“It is part of morality not to be at home in one’s home,” Theodor Adorno wrote during World War II, while exiled from his native Germany in Los Angeles. For Jews—subject to centuries of persecution and dispossession, or having put down roots amid an unstable Middle East—a sense of displacement appears central to their identity. Many of the entries in this year’s New York Jewish Film Festival (organized by the Jewish Museum and the Film Society of Lincoln Center) feature Jewish characters struggling humorously or tragically with the idea of home, a concept that repeatedly eludes them.
Consider the case of Ariel Makaroff (Daniel Hendler), antihero of Argentine director Daniel Burman’s bittersweet comedy Lost Embrace (opening for a commercial run on January 28). Ariel spends most of his time loitering in the Buenos Aires mall where his older brother works as a shmatte salesman and his mother runs a lingerie boutique left to them by his father, who abandoned the family for life in Israel shortly after Ariel’s birth.
Longing to emigrate, Ariel enlists the help of his grandmother, a Yiddish songstress with a Polish passport, in order to become a “European.” Along the way, he uncovers some messy family secrets. The great charm of Burman’s film lies not in its loose plot, but rather in its portrait of Jewish life amid the crumbling Argentine economy—where nothing sells, and the rabbi himself is leaving for Miami—as something suspended in time and permanently provisional.

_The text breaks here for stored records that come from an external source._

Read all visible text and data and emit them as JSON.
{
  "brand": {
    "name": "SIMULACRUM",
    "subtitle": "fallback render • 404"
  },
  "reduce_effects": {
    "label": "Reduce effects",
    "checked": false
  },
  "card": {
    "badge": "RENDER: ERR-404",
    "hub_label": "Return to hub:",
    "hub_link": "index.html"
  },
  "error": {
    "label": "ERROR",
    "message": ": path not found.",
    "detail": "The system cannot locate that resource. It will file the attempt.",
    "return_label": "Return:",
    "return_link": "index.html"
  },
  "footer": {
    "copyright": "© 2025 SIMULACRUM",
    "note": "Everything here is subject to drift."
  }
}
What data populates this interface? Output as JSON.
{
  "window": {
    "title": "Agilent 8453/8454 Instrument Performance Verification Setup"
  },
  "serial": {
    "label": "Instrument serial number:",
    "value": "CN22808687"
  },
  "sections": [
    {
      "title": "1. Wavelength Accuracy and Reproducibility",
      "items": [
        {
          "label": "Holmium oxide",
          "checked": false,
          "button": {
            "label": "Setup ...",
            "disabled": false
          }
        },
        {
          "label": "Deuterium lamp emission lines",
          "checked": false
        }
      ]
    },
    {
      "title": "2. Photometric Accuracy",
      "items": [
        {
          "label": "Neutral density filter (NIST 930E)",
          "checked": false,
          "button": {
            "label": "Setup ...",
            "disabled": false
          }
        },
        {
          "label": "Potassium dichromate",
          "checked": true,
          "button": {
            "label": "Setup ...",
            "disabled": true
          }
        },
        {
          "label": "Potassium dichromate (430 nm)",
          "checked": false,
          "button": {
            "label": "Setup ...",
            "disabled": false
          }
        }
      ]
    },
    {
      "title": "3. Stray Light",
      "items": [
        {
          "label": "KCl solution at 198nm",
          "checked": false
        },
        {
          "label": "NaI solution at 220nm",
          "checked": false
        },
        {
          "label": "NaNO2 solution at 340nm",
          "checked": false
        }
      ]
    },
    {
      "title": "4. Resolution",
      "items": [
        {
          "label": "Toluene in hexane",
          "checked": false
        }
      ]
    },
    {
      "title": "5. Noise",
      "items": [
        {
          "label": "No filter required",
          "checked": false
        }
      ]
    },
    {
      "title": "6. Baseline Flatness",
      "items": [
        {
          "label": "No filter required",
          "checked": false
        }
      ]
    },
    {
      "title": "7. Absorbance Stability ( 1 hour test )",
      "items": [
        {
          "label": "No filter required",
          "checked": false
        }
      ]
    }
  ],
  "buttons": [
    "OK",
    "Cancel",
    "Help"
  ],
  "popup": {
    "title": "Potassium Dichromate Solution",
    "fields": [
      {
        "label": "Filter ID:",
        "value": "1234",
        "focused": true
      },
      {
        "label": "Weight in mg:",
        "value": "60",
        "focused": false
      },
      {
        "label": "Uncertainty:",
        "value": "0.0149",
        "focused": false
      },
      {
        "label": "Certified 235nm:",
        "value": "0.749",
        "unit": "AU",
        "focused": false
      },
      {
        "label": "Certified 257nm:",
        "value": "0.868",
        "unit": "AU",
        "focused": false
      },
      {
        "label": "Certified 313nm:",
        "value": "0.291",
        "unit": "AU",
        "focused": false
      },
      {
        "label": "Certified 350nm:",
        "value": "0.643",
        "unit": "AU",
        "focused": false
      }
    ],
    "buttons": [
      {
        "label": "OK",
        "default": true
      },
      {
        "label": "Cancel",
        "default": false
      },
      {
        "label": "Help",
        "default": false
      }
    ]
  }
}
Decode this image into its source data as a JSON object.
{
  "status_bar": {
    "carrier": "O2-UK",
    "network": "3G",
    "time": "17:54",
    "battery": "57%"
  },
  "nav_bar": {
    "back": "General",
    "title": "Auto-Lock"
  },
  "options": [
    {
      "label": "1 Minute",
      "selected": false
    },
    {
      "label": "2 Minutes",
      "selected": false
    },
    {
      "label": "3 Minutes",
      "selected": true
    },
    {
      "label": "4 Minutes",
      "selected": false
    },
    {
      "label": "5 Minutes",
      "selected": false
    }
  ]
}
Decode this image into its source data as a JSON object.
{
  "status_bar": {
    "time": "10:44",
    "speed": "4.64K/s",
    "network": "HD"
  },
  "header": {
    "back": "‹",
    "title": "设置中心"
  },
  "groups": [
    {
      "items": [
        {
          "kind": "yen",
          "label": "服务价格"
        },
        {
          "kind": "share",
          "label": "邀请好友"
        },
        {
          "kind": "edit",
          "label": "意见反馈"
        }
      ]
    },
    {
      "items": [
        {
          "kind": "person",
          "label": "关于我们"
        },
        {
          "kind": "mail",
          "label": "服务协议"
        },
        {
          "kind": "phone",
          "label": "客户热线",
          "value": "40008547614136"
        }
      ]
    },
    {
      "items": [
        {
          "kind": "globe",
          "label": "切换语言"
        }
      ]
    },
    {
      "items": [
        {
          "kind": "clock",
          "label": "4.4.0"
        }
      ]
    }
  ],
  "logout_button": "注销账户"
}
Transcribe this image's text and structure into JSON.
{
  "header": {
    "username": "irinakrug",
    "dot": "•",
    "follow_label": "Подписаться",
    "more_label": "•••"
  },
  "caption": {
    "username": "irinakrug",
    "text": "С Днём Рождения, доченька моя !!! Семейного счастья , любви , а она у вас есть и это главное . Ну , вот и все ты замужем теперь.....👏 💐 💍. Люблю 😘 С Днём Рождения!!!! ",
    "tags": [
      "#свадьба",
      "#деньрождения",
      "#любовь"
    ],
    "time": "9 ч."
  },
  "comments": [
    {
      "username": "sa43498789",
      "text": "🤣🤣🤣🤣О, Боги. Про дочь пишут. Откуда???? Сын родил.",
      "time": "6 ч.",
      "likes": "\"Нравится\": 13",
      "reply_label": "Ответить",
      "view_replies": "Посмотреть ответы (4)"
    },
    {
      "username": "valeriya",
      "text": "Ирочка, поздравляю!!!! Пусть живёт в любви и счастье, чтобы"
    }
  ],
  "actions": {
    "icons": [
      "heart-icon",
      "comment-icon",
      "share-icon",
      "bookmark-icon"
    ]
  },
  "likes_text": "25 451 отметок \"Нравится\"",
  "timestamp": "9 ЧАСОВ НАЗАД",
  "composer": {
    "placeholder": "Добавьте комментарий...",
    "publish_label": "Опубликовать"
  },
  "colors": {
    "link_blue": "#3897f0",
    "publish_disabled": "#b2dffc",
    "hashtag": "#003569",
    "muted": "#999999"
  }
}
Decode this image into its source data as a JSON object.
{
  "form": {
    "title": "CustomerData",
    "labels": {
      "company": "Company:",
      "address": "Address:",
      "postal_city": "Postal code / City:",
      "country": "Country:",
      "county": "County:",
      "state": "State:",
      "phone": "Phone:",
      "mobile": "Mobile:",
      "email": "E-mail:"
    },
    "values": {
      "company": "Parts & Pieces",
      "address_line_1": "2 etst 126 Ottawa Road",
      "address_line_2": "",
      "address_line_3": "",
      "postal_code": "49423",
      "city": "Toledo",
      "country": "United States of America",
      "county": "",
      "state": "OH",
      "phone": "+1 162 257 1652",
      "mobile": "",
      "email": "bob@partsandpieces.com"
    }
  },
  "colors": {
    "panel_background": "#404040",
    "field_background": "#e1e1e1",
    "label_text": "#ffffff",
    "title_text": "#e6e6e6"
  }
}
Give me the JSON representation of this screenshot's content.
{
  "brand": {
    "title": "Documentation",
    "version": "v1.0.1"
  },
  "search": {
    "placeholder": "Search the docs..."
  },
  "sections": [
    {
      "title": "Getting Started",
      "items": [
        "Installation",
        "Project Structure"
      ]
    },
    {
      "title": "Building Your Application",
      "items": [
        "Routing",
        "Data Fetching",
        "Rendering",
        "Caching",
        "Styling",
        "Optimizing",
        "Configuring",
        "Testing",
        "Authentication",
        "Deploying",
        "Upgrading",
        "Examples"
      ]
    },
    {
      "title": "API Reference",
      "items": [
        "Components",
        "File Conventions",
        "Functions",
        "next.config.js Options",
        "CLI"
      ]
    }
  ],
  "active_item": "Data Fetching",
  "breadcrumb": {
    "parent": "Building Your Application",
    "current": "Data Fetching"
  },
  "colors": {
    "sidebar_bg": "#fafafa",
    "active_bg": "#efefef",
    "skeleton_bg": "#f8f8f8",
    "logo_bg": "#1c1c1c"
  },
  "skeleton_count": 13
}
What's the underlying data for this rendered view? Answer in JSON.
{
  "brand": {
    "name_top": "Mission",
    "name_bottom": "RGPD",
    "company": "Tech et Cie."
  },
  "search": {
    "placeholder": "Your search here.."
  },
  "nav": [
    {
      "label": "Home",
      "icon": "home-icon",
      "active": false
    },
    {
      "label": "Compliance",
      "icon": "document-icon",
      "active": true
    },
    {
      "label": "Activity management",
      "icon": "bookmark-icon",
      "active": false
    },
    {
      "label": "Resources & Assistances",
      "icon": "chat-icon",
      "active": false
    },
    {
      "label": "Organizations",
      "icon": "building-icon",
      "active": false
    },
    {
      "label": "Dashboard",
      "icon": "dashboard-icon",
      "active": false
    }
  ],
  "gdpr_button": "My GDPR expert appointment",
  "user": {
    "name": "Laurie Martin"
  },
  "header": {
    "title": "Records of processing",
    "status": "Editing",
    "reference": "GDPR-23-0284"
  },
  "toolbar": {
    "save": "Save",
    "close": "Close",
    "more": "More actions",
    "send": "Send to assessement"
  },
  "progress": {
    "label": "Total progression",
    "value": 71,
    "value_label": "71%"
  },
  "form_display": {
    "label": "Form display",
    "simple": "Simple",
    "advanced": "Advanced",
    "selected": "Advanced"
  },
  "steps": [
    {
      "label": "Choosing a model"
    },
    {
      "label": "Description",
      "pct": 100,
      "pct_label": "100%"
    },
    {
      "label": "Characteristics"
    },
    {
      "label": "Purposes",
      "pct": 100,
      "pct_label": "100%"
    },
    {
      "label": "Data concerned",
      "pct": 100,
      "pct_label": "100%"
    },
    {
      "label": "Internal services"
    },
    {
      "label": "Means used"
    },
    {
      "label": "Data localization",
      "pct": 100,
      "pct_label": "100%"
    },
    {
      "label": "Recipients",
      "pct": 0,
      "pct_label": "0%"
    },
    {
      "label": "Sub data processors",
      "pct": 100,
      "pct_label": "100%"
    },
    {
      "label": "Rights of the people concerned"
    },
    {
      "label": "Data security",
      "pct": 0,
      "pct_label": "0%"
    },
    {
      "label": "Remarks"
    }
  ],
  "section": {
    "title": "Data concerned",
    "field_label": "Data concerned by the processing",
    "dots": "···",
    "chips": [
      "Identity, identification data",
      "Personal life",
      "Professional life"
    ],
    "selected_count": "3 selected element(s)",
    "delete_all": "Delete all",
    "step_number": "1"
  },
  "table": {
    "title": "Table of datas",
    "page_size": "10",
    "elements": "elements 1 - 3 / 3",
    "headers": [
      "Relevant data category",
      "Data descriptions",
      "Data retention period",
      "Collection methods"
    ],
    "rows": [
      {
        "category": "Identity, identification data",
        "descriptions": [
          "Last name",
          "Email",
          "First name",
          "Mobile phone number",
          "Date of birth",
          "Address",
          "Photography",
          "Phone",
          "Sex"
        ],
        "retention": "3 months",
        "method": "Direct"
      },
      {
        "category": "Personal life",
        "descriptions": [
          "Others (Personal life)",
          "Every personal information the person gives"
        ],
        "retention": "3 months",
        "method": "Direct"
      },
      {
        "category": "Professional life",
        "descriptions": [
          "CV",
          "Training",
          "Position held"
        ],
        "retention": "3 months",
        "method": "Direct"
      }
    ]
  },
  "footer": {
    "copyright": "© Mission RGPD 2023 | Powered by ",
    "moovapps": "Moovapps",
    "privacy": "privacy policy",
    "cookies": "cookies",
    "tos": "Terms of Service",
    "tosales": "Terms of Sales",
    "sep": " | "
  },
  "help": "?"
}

“My homeland is where my legs are standing,” director Daniel Blaufuks quotes his grandfather as saying in Under Strange Skies, a film essay about Jewish emigration to Lisbon during World War II, when the city served as a waiting room for those fleeing Hitler’s march across Europe. Blaufuks’s grandparents, German Jews, arrived in 1936; later, as many as 200,000 other refugees passed through, killing time while awaiting visas and passages to the New World. (Only a handful, including the director’s family, stayed on after the war.) This compelling documentary weaves together home movies, archival footage, and quotes from refugees’ writings to portray the overheated and anxious milieu of a city at the edge of a vast conflagration. It also conjures the uncanny sense of exile that lingered long after the conflict had ended.
The distinguished writer Amos Elon left his native Vienna for Palestine in 1933; his American-born wife, Beth, joined him in Israel in the 1960s. Their daughter Danae’s documentary, Another Road Home, follows her search for Musa Obeidallah, the Palestinian man her parents hired to look after her as a child. The journey leads her from Paterson, New Jersey, where Musa’s sons have immigrated, back to Battir, his village on the West Bank, and through complex and competing memories of family and home. To her credit, Danae Elon keeps the discomfort level rather high, but her film is marred by her seemingly unquestioned acceptance of her father’s negativism regarding the future of the Jewish state. He is, after all, not the only authority on this subject, and it seems a bit too easy, near the end of one’s life, to decide the game is over for everyone.
British director Paul Morrison appears to specialize in tales of Jewish longing for the gentile world. (His Solomon and Gaenor was a Romeo and Juliet story in Welsh and Yiddish.) Wondrous Oblivion, his latest, follows the adventures of David Wiseman, the 11-year-old son of Polish-Jewish refugees in south London, who adores cricket but lacks the skills to compete until his newly arrived Jamaican neighbor (Delroy Lindo) starts to coach him. The year is 1960—racial tensions run high, but David and his neighbor’s daughter are soon trading mangoes and bagels. Still, the real love story here is between a boy and his sport. Wondrous Oblivion veers perilously close to cliché, but it’s redeemed by fine performances and the warmth of its characters.
And speaking of Jewish longing for the gentile world, remember Tevye the milkman, whose faith is sorely tested by his daughter’s love for a Ukrainian intellectual? Those put off by the thought of Alfred Molina in Fiddler on the Roof might try Tevye, Yiddish theater star and director Maurice Schwartz’s 1939 version of the Sholem Aleichem classic, in which he plays the earthy and long-suffering dairyman of Boyberik with just the right mixture of irony and compassion.
Tevye ends with the milkman’s family and his goat heading off for the Holy Land under the shadow of European persecution. Meanwhile, most of Hollywood, on the eve of World War II, remained willfully ignorant of Germany’s threat. Imaginary Witness: Hollywood and the Holocaust, a rather plodding documentary on a rich subject, is strongest while detailing the early years of denial by Jewish studio executives, who feared appearing partisan if they made anti-German films, and the immediate post-war era, when television took more risks, like the episode of This Is Your Life that featured an Auschwitz survivor. But director Daniel Anker poses no uncomfortable questions about the current proliferation of Holocaust-themed films—more, we are meant to assume, is simply better. And in the end, alas, all roads lead uncritically to Schindler’s List.